Dataset excerpts: Begin

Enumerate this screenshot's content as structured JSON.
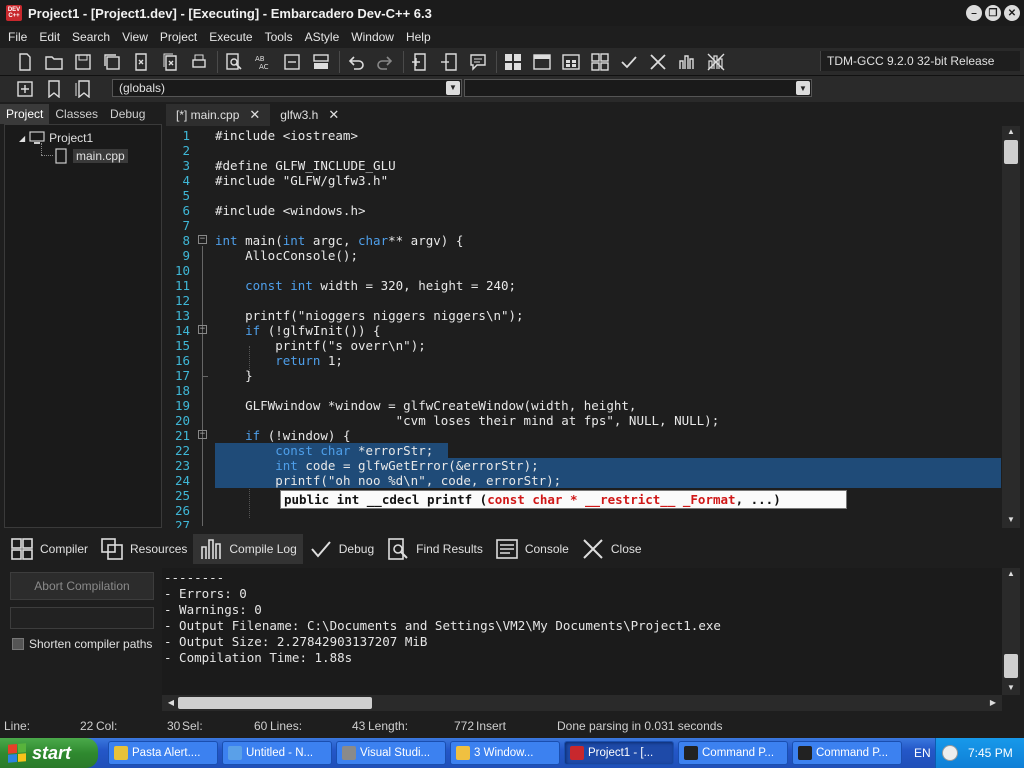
{
  "window": {
    "title": "Project1 - [Project1.dev] - [Executing] - Embarcadero Dev-C++ 6.3",
    "logo_text": "DEV C++",
    "controls": [
      "–",
      "❐",
      "✕"
    ]
  },
  "menu": [
    "File",
    "Edit",
    "Search",
    "View",
    "Project",
    "Execute",
    "Tools",
    "AStyle",
    "Window",
    "Help"
  ],
  "toolbar": {
    "compiler": "TDM-GCC 9.2.0 32-bit Release",
    "globals": "(globals)"
  },
  "left_panel": {
    "tabs": [
      "Project",
      "Classes",
      "Debug"
    ],
    "tree": {
      "project": "Project1",
      "file": "main.cpp"
    }
  },
  "editor": {
    "tabs": [
      {
        "label": "[*] main.cpp",
        "close": "✕"
      },
      {
        "label": "glfw3.h",
        "close": "✕"
      }
    ],
    "line_numbers": [
      "1",
      "2",
      "3",
      "4",
      "5",
      "6",
      "7",
      "8",
      "9",
      "10",
      "11",
      "12",
      "13",
      "14",
      "15",
      "16",
      "17",
      "18",
      "19",
      "20",
      "21",
      "22",
      "23",
      "24",
      "25",
      "26",
      "27"
    ],
    "lines": [
      "#include <iostream>",
      "",
      "#define GLFW_INCLUDE_GLU",
      "#include \"GLFW/glfw3.h\"",
      "",
      "#include <windows.h>",
      "",
      "int main(int argc, char** argv) {",
      "    AllocConsole();",
      "",
      "    const int width = 320, height = 240;",
      "",
      "    printf(\"nioggers niggers niggers\\n\");",
      "    if (!glfwInit()) {",
      "        printf(\"s overr\\n\");",
      "        return 1;",
      "    }",
      "",
      "    GLFWwindow *window = glfwCreateWindow(width, height,",
      "                        \"cvm loses their mind at fps\", NULL, NULL);",
      "    if (!window) {",
      "        const char *errorStr;",
      "        int code = glfwGetError(&errorStr);",
      "        printf(\"oh noo %d\\n\", code, errorStr);",
      "",
      "",
      ""
    ],
    "tooltip": {
      "part1": "public int __cdecl printf (",
      "part2": "const char * __restrict__ _Format",
      "part3": ", ...)"
    }
  },
  "bottom_tabs": [
    "Compiler",
    "Resources",
    "Compile Log",
    "Debug",
    "Find Results",
    "Console",
    "Close"
  ],
  "compile_panel": {
    "abort_label": "Abort Compilation",
    "shorten_label": "Shorten compiler paths",
    "log": [
      "--------",
      "- Errors: 0",
      "- Warnings: 0",
      "- Output Filename: C:\\Documents and Settings\\VM2\\My Documents\\Project1.exe",
      "- Output Size: 2.27842903137207 MiB",
      "- Compilation Time: 1.88s"
    ]
  },
  "status": {
    "line_label": "Line:",
    "line_value": "22",
    "col_label": "Col:",
    "col_value": "30",
    "sel_label": "Sel:",
    "sel_value": "60",
    "lines_label": "Lines:",
    "lines_value": "43",
    "length_label": "Length:",
    "length_value": "772",
    "mode": "Insert",
    "parse_msg": "Done parsing in 0.031 seconds"
  },
  "taskbar": {
    "start": "start",
    "items": [
      {
        "label": "Pasta Alert....",
        "color": "#e8c23a"
      },
      {
        "label": "Untitled - N...",
        "color": "#5aa0e8"
      },
      {
        "label": "Visual Studi...",
        "color": "#8a8a8a"
      },
      {
        "label": "3 Window...",
        "color": "#f0c040"
      },
      {
        "label": "Project1 - [...",
        "color": "#c8282d"
      },
      {
        "label": "Command P...",
        "color": "#222222"
      },
      {
        "label": "Command P...",
        "color": "#222222"
      }
    ],
    "lang": "EN",
    "time": "7:45 PM"
  }
}
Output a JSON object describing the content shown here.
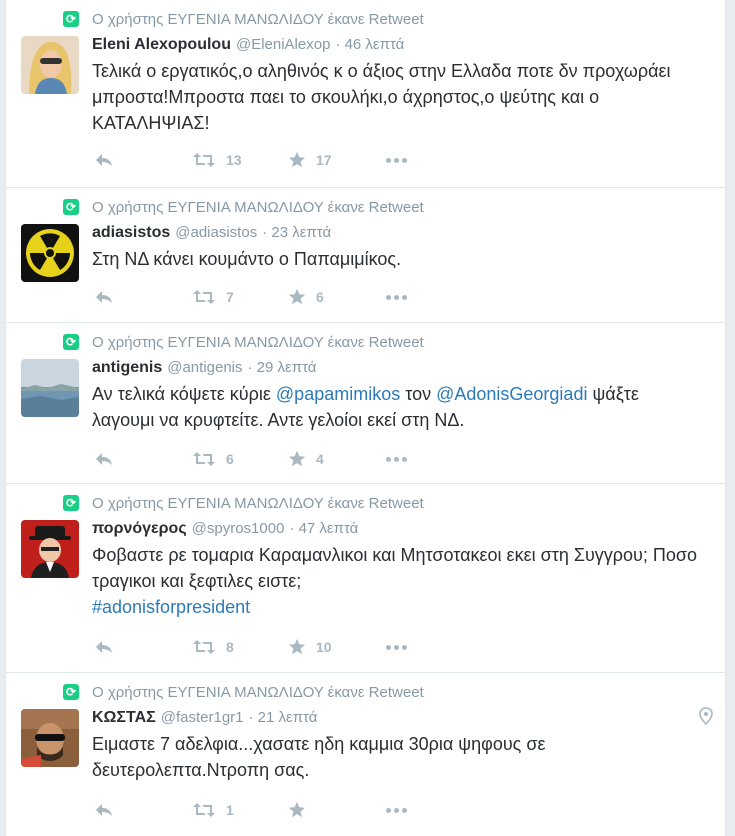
{
  "tweets": [
    {
      "context": "Ο χρήστης ΕΥΓΕΝΙΑ ΜΑΝΩΛΙΔΟΥ έκανε Retweet",
      "name": "Eleni Alexopoulou",
      "handle": "@EleniAlexop",
      "time": "· 46 λεπτά",
      "text_parts": [
        "Τελικά ο εργατικός,ο αληθινός κ ο άξιος στην Ελλαδα ποτε δν προχωράει μπροστα!Μπροστα παει το σκουλήκι,ο άχρηστος,ο ψεύτης και ο ΚΑΤΑΛΗΨΙΑΣ!"
      ],
      "retweets": "13",
      "likes": "17",
      "avatar": "blonde-woman-avatar"
    },
    {
      "context": "Ο χρήστης ΕΥΓΕΝΙΑ ΜΑΝΩΛΙΔΟΥ έκανε Retweet",
      "name": "adiasistos",
      "handle": "@adiasistos",
      "time": "· 23 λεπτά",
      "text_parts": [
        "Στη ΝΔ κάνει κουμάντο ο Παπαμιμίκος."
      ],
      "retweets": "7",
      "likes": "6",
      "avatar": "radiation-symbol-avatar"
    },
    {
      "context": "Ο χρήστης ΕΥΓΕΝΙΑ ΜΑΝΩΛΙΔΟΥ έκανε Retweet",
      "name": "antigenis",
      "handle": "@antigenis",
      "time": "· 29 λεπτά",
      "text_a": "Αν τελικά κόψετε κύριε ",
      "link_a": "@papamimikos",
      "text_b": " τον ",
      "link_b": "@AdonisGeorgiadi",
      "text_c": " ψάξτε λαγουμι να κρυφτείτε. Αντε γελοίοι εκεί στη ΝΔ.",
      "retweets": "6",
      "likes": "4",
      "avatar": "seascape-avatar"
    },
    {
      "context": "Ο χρήστης ΕΥΓΕΝΙΑ ΜΑΝΩΛΙΔΟΥ έκανε Retweet",
      "name": "πορνόγερος",
      "handle": "@spyros1000",
      "time": "· 47 λεπτά",
      "text_a": "Φοβαστε ρε τομαρια Καραμανλικοι και Μητσοτακεοι εκει στη Συγγρου; Ποσο τραγικοι και ξεφτιλες ειστε;",
      "hashtag": "#adonisforpresident",
      "retweets": "8",
      "likes": "10",
      "avatar": "man-in-hat-avatar"
    },
    {
      "context": "Ο χρήστης ΕΥΓΕΝΙΑ ΜΑΝΩΛΙΔΟΥ έκανε Retweet",
      "name": "ΚΩΣΤΑΣ",
      "handle": "@faster1gr1",
      "time": "· 21 λεπτά",
      "text_a": "Ειμαστε 7 αδελφια...χασατε ηδη καμμια 30ρια ψηφους σε δευτερολεπτα.Ντροπη σας.",
      "retweets": "1",
      "likes": "",
      "avatar": "man-sunglasses-avatar"
    }
  ],
  "icons": {
    "reply": "reply-icon",
    "retweet": "retweet-icon",
    "like": "star-icon",
    "more": "more-dots-icon",
    "location": "location-pin-icon"
  },
  "colors": {
    "retweet_badge": "#19cf86",
    "link": "#2b7bb9",
    "muted": "#8899a6",
    "action": "#aab8c2"
  }
}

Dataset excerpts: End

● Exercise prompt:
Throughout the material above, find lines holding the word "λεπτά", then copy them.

● Answer section:
      "time": "· 46 λεπτά",
      "time": "· 23 λεπτά",
      "time": "· 29 λεπτά",
      "time": "· 47 λεπτά",
      "time": "· 21 λεπτά",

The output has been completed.